Yorke Prize

From Wikipedia, the free encyclopedia
Jump to: navigation, search

The Yorke Prize is awarded annually by the Faculty of Law at the University of Cambridge for an essay of between 30,000 and 100,000 words on a legal subject, including the history, analysis, administration and reform of law,[1][2] "of exceptional quality, which makes a substantial contribution to its relevant field of legal knowledge."

The prize, awarded from the Yorke Fund, is open to any graduate of, or any person who is or has been registered as a graduate student of, the University.


The Yorke Fund was endowed in 1873 by the will of Edmund Yorke[3] (b. 8 February 1787, d.29 November 1871), alumnus of Rugby School, scholar and later Fellow of St Catharine's College, Cambridge and barrister of Lincoln's Inn, London.[4]

Yorke Prize Winners[edit]

Winners of the Yorke Prize have included:

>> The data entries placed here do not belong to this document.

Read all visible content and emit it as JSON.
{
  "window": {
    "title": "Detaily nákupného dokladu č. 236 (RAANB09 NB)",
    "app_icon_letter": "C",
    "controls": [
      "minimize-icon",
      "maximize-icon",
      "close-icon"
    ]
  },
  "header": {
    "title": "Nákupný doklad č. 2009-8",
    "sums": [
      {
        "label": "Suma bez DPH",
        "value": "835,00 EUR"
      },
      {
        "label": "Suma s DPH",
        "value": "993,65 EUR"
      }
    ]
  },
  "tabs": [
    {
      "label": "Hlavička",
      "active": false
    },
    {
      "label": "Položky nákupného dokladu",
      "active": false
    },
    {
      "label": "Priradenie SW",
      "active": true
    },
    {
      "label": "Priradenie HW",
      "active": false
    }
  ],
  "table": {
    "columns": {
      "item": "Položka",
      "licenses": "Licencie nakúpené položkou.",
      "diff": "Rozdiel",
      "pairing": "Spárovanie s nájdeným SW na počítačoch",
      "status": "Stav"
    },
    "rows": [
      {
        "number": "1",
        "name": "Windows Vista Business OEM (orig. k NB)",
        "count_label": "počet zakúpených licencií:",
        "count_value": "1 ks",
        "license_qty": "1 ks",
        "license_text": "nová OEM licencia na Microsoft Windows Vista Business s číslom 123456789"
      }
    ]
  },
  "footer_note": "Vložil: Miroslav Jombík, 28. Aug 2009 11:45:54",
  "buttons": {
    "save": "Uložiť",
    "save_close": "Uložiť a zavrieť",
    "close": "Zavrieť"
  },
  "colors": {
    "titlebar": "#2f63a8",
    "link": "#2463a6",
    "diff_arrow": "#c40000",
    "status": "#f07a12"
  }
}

  1. ^ Cambridge University Faculty of Law Funding Opportunities Archived 9 April 2009 at the Wayback Machine.
  2. ^ Cambridge University Reporter 11 November 2005
  3. ^ Cambridge University Faculty of Law: A Tradition of Benefaction Archived 3 June 2009 at the Wayback Machine.
  4. ^ Alumni of the University of Cambridge[permanent dead link]